> **EXERCISE DESCRIPTION**
Print each record exactly as it appears, but drop the images.

> **RECORD EXTRACTS**
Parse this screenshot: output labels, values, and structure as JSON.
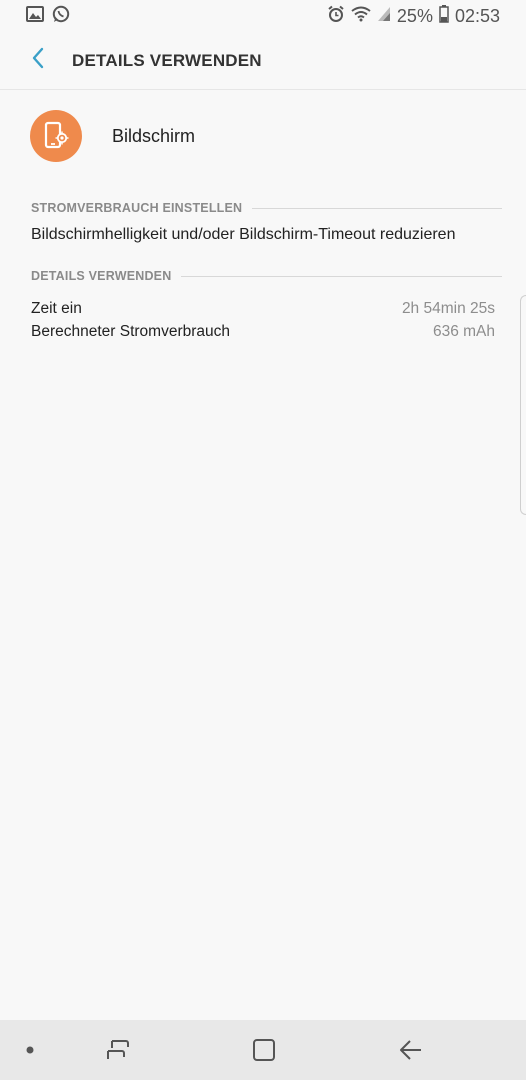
{
  "status_bar": {
    "battery_percent": "25%",
    "time": "02:53",
    "icons": [
      "image-icon",
      "whatsapp-icon",
      "alarm-icon",
      "wifi-icon",
      "signal-icon",
      "battery-icon"
    ]
  },
  "header": {
    "title": "DETAILS VERWENDEN"
  },
  "app": {
    "name": "Bildschirm",
    "icon": "screen-brightness-icon",
    "icon_color": "#ef8a4c"
  },
  "sections": {
    "power": {
      "header": "STROMVERBRAUCH EINSTELLEN",
      "hint": "Bildschirmhelligkeit und/oder Bildschirm-Timeout reduzieren"
    },
    "usage": {
      "header": "DETAILS VERWENDEN",
      "rows": [
        {
          "label": "Zeit ein",
          "value": "2h 54min 25s"
        },
        {
          "label": "Berechneter Stromverbrauch",
          "value": "636 mAh"
        }
      ]
    }
  },
  "nav_bar": {
    "icons": [
      "dot-icon",
      "recent-apps-icon",
      "home-icon",
      "back-arrow-icon"
    ]
  },
  "colors": {
    "accent": "#3aa0c8",
    "background": "#f8f8f8"
  }
}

> **RESPONSE TO THIS EXERCISE**
Parse this screenshot: output labels, values, and structure as JSON.
{
  "status_bar": {
    "battery_percent": "25%",
    "time": "02:53",
    "icons": [
      "image-icon",
      "whatsapp-icon",
      "alarm-icon",
      "wifi-icon",
      "signal-icon",
      "battery-icon"
    ]
  },
  "header": {
    "title": "DETAILS VERWENDEN"
  },
  "app": {
    "name": "Bildschirm",
    "icon": "screen-brightness-icon",
    "icon_color": "#ef8a4c"
  },
  "sections": {
    "power": {
      "header": "STROMVERBRAUCH EINSTELLEN",
      "hint": "Bildschirmhelligkeit und/oder Bildschirm-Timeout reduzieren"
    },
    "usage": {
      "header": "DETAILS VERWENDEN",
      "rows": [
        {
          "label": "Zeit ein",
          "value": "2h 54min 25s"
        },
        {
          "label": "Berechneter Stromverbrauch",
          "value": "636 mAh"
        }
      ]
    }
  },
  "nav_bar": {
    "icons": [
      "dot-icon",
      "recent-apps-icon",
      "home-icon",
      "back-arrow-icon"
    ]
  },
  "colors": {
    "accent": "#3aa0c8",
    "background": "#f8f8f8"
  }
}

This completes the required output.